“We have not put adequate resources into our affordable rental housing programs for decades,” Aurand said. “We’ve underfunded them now for so long.”

In Johnson County, the housing authority has hired a landlord recruiter. Heather McNeive, director of housing services for the Johnson County Housing Authority, said that recruiter works with landlords to convince them to take housing vouchers. The county is also working on a landlord survey to see what issues property owners have.

McNeive said people on Section 8 can are too often seen as problem tenants even though they can represent guaranteed income for landlords because voucher payments often come without issue each month.

“We try to really make the business case (to) landlords,” McNeive said, “We try to show them that Section 8 tenants are long-term tenants, you’re not going to have a lot of vacancy days.”

And landlords have seen that firsthand.

Stacey Johnson-Cosby owns property in Missouri but is the president of the KC Regional Housing Alliance representing landlords on the Kansas side of the Kansas City area. She said she could count on Section 8 tenants to pay rent each month.

Johnson-Cosby said landlords need to be included in the conversation more. She says members in her group have complained about slow wait times to inspect properties, leaving units vacant when a renter was already approved.

She also complained about rent control legislation aimed to corral skyrocketing rents and other attempts by cities to regulate landlords.

Johnson-Cosby sold some of her properties because of local regulations on landlords.

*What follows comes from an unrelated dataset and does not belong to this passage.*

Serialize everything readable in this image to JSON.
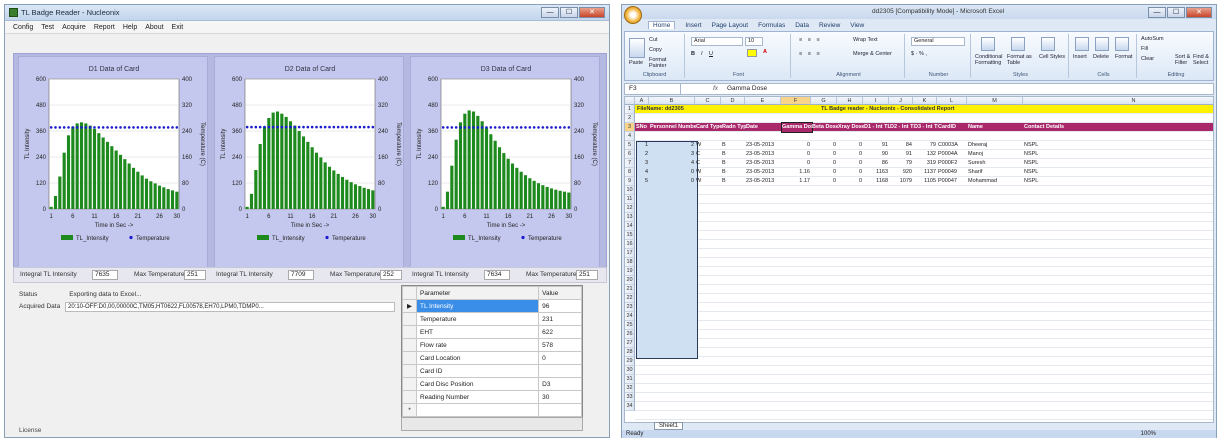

Those properties were then bought up by a big development company.

“Several of us have left the marketplace,” Johnson-Cosby said, “taking with us hundreds of affordable units.”

Landlords, tenants and advocacy groups have offered competing solutions to the shortage of affordable housing. For instance, landlords want less government accountability and more reliance on the market keep to prices affordable, while tenants’ groups call for increased regulations.

Whatever the solution, McNeive and the Johnson County Housing Authority say the rental market is reaching a tipping point. She said if agencies aren’t looking for solutions, then more people will end up homeless.

“Without the voucher,” McNeive said, “they really cannot make it.”

Blaise Mesa reports on criminal justice and social services for the Kansas News Service in Topeka. You can follow him on Twitter @Blaise_Mesa or email him at blaise@kcur.org.

The Kansas News Service is a collaboration of KCUR, Kansas Public Radio, KMUW and High Plains Public Radio focused on health, the social determinants of health and their connection to public policy. 

Kansas News Service stories and photos may be republished by news media at no cost with proper attribution and a link to ksnewsservice.org.

Blaise Mesa is based in Topeka, where he covers the Legislature and state government for the Kansas City Beacon. He previously covered social services and criminal justice for the Kansas News Service.